In the Dark
By Susan Atran
Bank of America recently announced the findings of a new study conducted by Merrill Private Wealth Management, which found that 64% of wealth holders have never talked with family members about how or why they intend to pass on their assets. While 48% plan to communicate this information eventually, or assume family members already know, 10% vow never to divulge details of their estate plan, primarily because they consider it personal and no one else’s business. But is that a good decision?
“This research is designed to help families make better decisions and secure the promise of wealth, including the impact it can have within and beyond one’s family and lifetime,” said Andy Sieg, president of Merrill Lynch Wealth Management.
For this study, Merrill asked more than 650 high-net-worth individuals across the country how different types of financial decisions are made and communicated within their family.
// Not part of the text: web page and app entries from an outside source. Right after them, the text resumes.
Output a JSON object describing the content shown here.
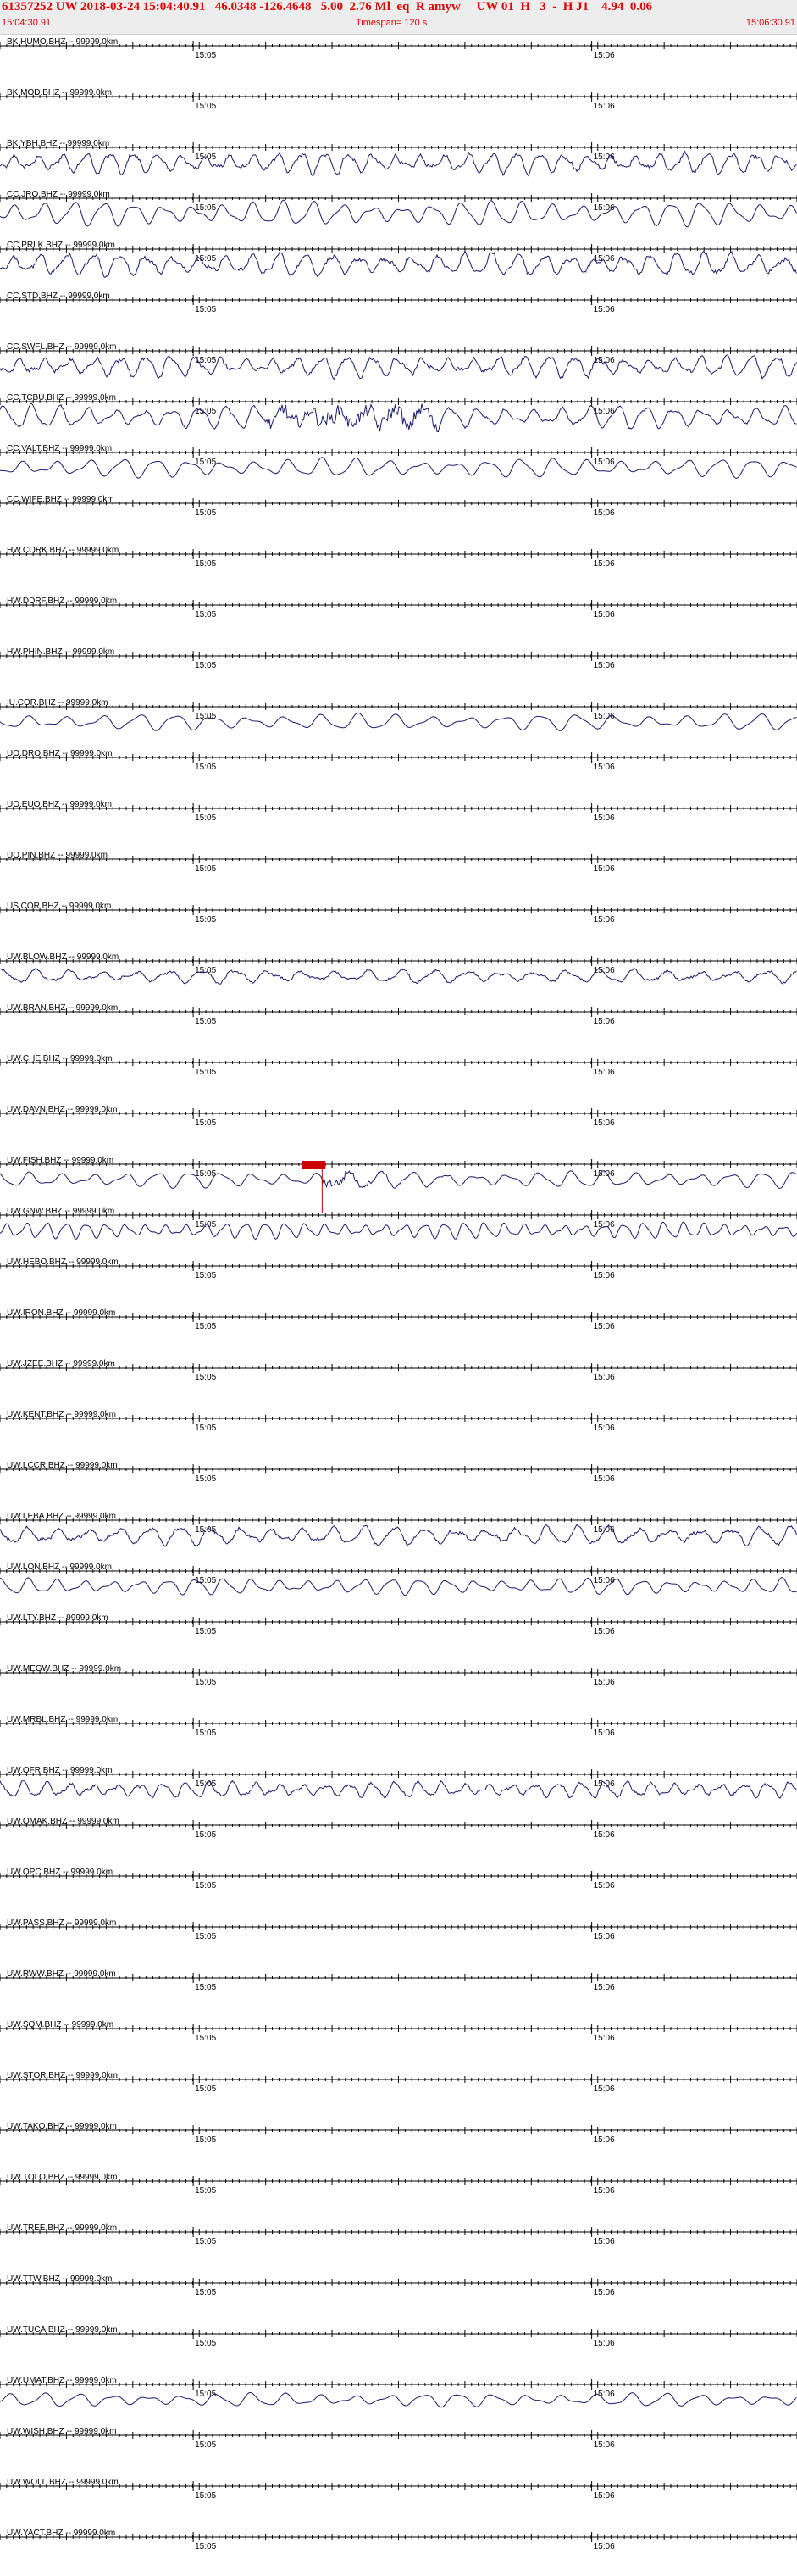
{
  "header": {
    "title": "61357252 UW 2018-03-24 15:04:40.91   46.0348 -126.4648   5.00  2.76 Ml  eq  R amyw     UW 01  H   3  -  H J1    4.94  0.06",
    "start_time": "15:04:30.91",
    "timespan": "Timespan= 120 s",
    "end_time": "15:06:30.91"
  },
  "colors": {
    "header_text": "#e00000",
    "trace": "#1a1a6e",
    "pick": "#cc0000",
    "axis": "#000000"
  },
  "chart_data": {
    "type": "line",
    "title": "61357252 UW 2018-03-24 15:04:40.91   46.0348 -126.4648   5.00  2.76 Ml  eq  R amyw     UW 01  H   3  -  H J1    4.94  0.06",
    "x_range_seconds": [
      0,
      120
    ],
    "x_start": "15:04:30.91",
    "x_end": "15:06:30.91",
    "minute_ticks": [
      {
        "label": "15:05",
        "t": 29.09
      },
      {
        "label": "15:06",
        "t": 89.09
      }
    ],
    "pick": {
      "station": "UW.FISH BHZ",
      "t": 48.5
    },
    "stations": [
      {
        "label": "BK.HUMO.BHZ -- 99999.0km",
        "signal": "none"
      },
      {
        "label": "BK.MOD.BHZ -- 99999.0km",
        "signal": "none"
      },
      {
        "label": "BK.YBH.BHZ -- 99999.0km",
        "signal": "noisy",
        "period_s": 3.6,
        "amplitude": 0.8
      },
      {
        "label": "CC.JRO.BHZ -- 99999.0km",
        "signal": "smooth",
        "period_s": 4.5,
        "amplitude": 0.9
      },
      {
        "label": "CC.PRLK.BHZ -- 99999.0km",
        "signal": "noisy",
        "period_s": 4.0,
        "amplitude": 0.85
      },
      {
        "label": "CC.STD.BHZ -- 99999.0km",
        "signal": "none"
      },
      {
        "label": "CC.SWFL.BHZ -- 99999.0km",
        "signal": "noisy",
        "period_s": 3.8,
        "amplitude": 0.8
      },
      {
        "label": "CC.TCBU.BHZ -- 99999.0km",
        "signal": "burst",
        "period_s": 4.2,
        "amplitude": 0.85
      },
      {
        "label": "CC.VALT.BHZ -- 99999.0km",
        "signal": "smooth",
        "period_s": 5.0,
        "amplitude": 0.7
      },
      {
        "label": "CC.WIFE.BHZ -- 99999.0km",
        "signal": "none"
      },
      {
        "label": "HW.CORK.BHZ -- 99999.0km",
        "signal": "none"
      },
      {
        "label": "HW.DDRF.BHZ -- 99999.0km",
        "signal": "none"
      },
      {
        "label": "HW.PHIN.BHZ -- 99999.0km",
        "signal": "none"
      },
      {
        "label": "IU.COR.BHZ -- 99999.0km",
        "signal": "smooth",
        "period_s": 5.5,
        "amplitude": 0.6
      },
      {
        "label": "UO.DRO.BHZ -- 99999.0km",
        "signal": "none"
      },
      {
        "label": "UO.EUO.BHZ -- 99999.0km",
        "signal": "none"
      },
      {
        "label": "UO.PIN.BHZ -- 99999.0km",
        "signal": "none"
      },
      {
        "label": "US.COR.BHZ -- 99999.0km",
        "signal": "none"
      },
      {
        "label": "UW.BLOW.BHZ -- 99999.0km",
        "signal": "noisy",
        "period_s": 5.0,
        "amplitude": 0.5
      },
      {
        "label": "UW.BRAN.BHZ -- 99999.0km",
        "signal": "none"
      },
      {
        "label": "UW.CHE.BHZ -- 99999.0km",
        "signal": "none"
      },
      {
        "label": "UW.DAVN.BHZ -- 99999.0km",
        "signal": "none"
      },
      {
        "label": "UW.FISH.BHZ -- 99999.0km",
        "signal": "event",
        "period_s": 4.8,
        "amplitude": 0.6
      },
      {
        "label": "UW.GNW.BHZ -- 99999.0km",
        "signal": "smooth",
        "period_s": 3.0,
        "amplitude": 0.6
      },
      {
        "label": "UW.HEBO.BHZ -- 99999.0km",
        "signal": "none"
      },
      {
        "label": "UW.IRON.BHZ -- 99999.0km",
        "signal": "none"
      },
      {
        "label": "UW.JZEE.BHZ -- 99999.0km",
        "signal": "none"
      },
      {
        "label": "UW.KENT.BHZ -- 99999.0km",
        "signal": "none"
      },
      {
        "label": "UW.LCCR.BHZ -- 99999.0km",
        "signal": "none"
      },
      {
        "label": "UW.LEBA.BHZ -- 99999.0km",
        "signal": "noisy",
        "period_s": 4.6,
        "amplitude": 0.7
      },
      {
        "label": "UW.LON.BHZ -- 99999.0km",
        "signal": "smooth",
        "period_s": 4.2,
        "amplitude": 0.6
      },
      {
        "label": "UW.LTY.BHZ -- 99999.0km",
        "signal": "none"
      },
      {
        "label": "UW.MEGW.BHZ -- 99999.0km",
        "signal": "none"
      },
      {
        "label": "UW.MRBL.BHZ -- 99999.0km",
        "signal": "none"
      },
      {
        "label": "UW.OFR.BHZ -- 99999.0km",
        "signal": "noisy",
        "period_s": 3.5,
        "amplitude": 0.6
      },
      {
        "label": "UW.OMAK.BHZ -- 99999.0km",
        "signal": "none"
      },
      {
        "label": "UW.OPC.BHZ -- 99999.0km",
        "signal": "none"
      },
      {
        "label": "UW.PASS.BHZ -- 99999.0km",
        "signal": "none"
      },
      {
        "label": "UW.RWW.BHZ -- 99999.0km",
        "signal": "none"
      },
      {
        "label": "UW.SQM.BHZ -- 99999.0km",
        "signal": "none"
      },
      {
        "label": "UW.STOR.BHZ -- 99999.0km",
        "signal": "none"
      },
      {
        "label": "UW.TAKO.BHZ -- 99999.0km",
        "signal": "none"
      },
      {
        "label": "UW.TOLO.BHZ -- 99999.0km",
        "signal": "none"
      },
      {
        "label": "UW.TREE.BHZ -- 99999.0km",
        "signal": "none"
      },
      {
        "label": "UW.TTW.BHZ -- 99999.0km",
        "signal": "none"
      },
      {
        "label": "UW.TUCA.BHZ -- 99999.0km",
        "signal": "none"
      },
      {
        "label": "UW.UMAT.BHZ -- 99999.0km",
        "signal": "smooth",
        "period_s": 5.2,
        "amplitude": 0.5
      },
      {
        "label": "UW.WISH.BHZ -- 99999.0km",
        "signal": "none"
      },
      {
        "label": "UW.WOLL.BHZ -- 99999.0km",
        "signal": "none"
      },
      {
        "label": "UW.YACT.BHZ -- 99999.0km",
        "signal": "none"
      }
    ]
  }
}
Part of an ongoing series of white papers on wealth sustainability from the Merrill Center for Family Wealth, findings from this study were published in a report titled “How Do Families Make Effective Wealth Decisions?” Among them:
• Decisions about family money — such as gifting to family and charities, dividing assets among heirs, and establishing trust provisions or limitations — ranked as the most important and hardest to make, compared to decisions about saving, investing, spending, and other day-to-day finances;
• Just 33% of people have informed their family of lifetime gifts already made or committed to, such as assets held in a trust or funding of education, a down payment on a first house, or another purpose;
• Seventy-two percent have not discussed their philanthropic commitments;
• When asked what they consider to be the most important idea to communicate when discussing wealth with family, the top response was to be a good steward and handle family money wisely. However, only 46% have talked with heirs about fundamental family values and operating principles;
• On the distribution of their estate, 69% of wealth holders plan to divide their assets equally among heirs, while the rest say allocation decisions are based on specific criteria, such as merit for individual contributions (11%) or need (8%); and
• While 22% plan to openly share details of their estate plan with the whole family, 17% would share information only as it applies to each person.
“Decisions about family money have the potential to change lives, yet the outcome depends on how well the purpose and reasoning behind those decisions are understood, and too often that is left unsaid,” said Stacy Allred, head of the Merrill Center for Family Wealth. “Misunderstanding can lead to family conflicts, resentment, and other unintended consequences, including the misuse or loss of family wealth.”
The Merrill Center for Family Wealth specializes in helping families define the purpose of their wealth. This study found that, in six in 10 families, there is no formal structure or rigorous process in place to ensure family wealth decisions are made and communicated effectively. When asked how wealth decisions are typically made, the most prevalent response was an autocratic and top-down approach whereby one person makes decisions with little or no input from anyone else. Seventeen percent of families make financial decisions democratically with collective input or representation of all members.
Three-quarters of participants, including more men (79%) than women (68%), report complete confidence in their financial decisions. Looking back on decisions they’ve made, however, just 56% of people said their decisions always turned out well. The rest reported mixed results, including 21% who said their decisions turned out badly or they delayed making decisions because they were unsure of the outcome.
“The best form of financial parenting and a big part of improving the outcome of decisions involves putting more care into the decision-making process itself,” said Matthew Wesley, director of the Merrill Center for Family Wealth. “Family wealth decisions can be complicated by family dynamics, a long-time horizon, and unrecognized biases that call for a deliberate and disciplined approach.” u
Susan Atran is senior vice president of Communications for Bank of America.